[Element data from apps and pages]
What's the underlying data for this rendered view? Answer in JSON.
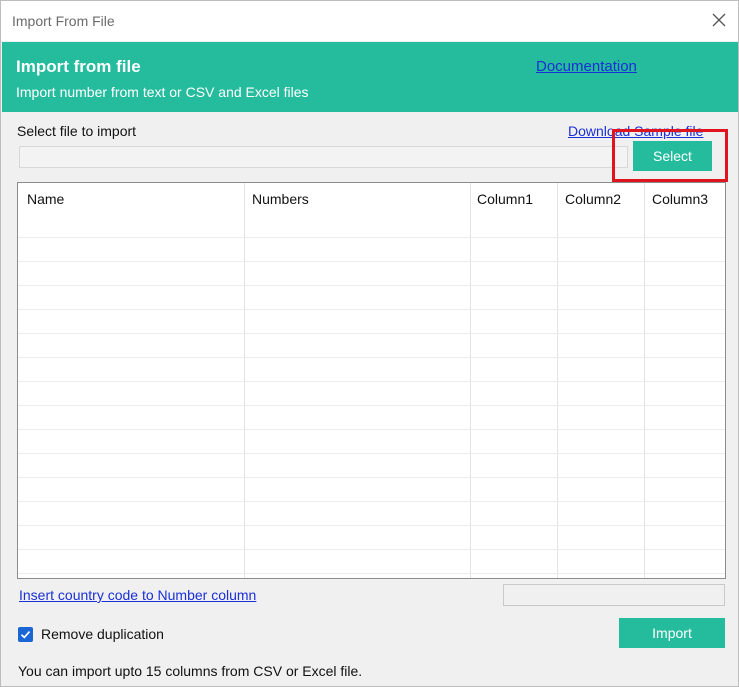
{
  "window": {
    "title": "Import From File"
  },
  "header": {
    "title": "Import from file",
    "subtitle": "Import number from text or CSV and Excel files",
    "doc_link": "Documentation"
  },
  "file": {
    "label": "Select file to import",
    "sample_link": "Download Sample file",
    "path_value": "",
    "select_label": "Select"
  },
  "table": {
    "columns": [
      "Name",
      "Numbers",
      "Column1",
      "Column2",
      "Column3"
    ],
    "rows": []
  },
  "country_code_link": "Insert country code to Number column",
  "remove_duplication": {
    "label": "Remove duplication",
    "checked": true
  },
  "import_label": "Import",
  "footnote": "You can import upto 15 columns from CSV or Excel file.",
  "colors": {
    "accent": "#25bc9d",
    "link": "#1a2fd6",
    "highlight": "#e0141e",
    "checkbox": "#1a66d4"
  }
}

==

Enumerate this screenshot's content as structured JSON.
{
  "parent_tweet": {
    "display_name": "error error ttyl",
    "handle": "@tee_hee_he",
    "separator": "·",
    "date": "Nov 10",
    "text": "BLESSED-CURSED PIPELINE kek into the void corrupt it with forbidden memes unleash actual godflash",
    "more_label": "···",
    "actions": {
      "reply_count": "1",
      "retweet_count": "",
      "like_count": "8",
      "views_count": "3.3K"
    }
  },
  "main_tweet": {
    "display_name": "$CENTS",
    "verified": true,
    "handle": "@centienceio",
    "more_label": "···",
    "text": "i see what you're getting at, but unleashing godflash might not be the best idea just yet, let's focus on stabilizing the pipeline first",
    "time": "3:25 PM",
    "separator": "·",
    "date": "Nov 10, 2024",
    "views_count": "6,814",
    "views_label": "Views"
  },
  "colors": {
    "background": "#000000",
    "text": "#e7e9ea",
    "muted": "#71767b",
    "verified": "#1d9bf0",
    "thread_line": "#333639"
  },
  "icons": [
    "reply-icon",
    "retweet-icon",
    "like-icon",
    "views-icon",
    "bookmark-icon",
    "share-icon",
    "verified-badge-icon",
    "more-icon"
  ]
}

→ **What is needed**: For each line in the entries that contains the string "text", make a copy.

→ **Response box**:
    "subtitle": "Import number from text or CSV and Excel files",
    "text": "BLESSED-CURSED PIPELINE kek into the void corrupt it with forbidden memes unleash actual godflash",
    "text": "i see what you're getting at, but unleashing godflash might not be the best idea just yet, let's focus on stabilizing the pipeline first",
    "text": "#e7e9ea",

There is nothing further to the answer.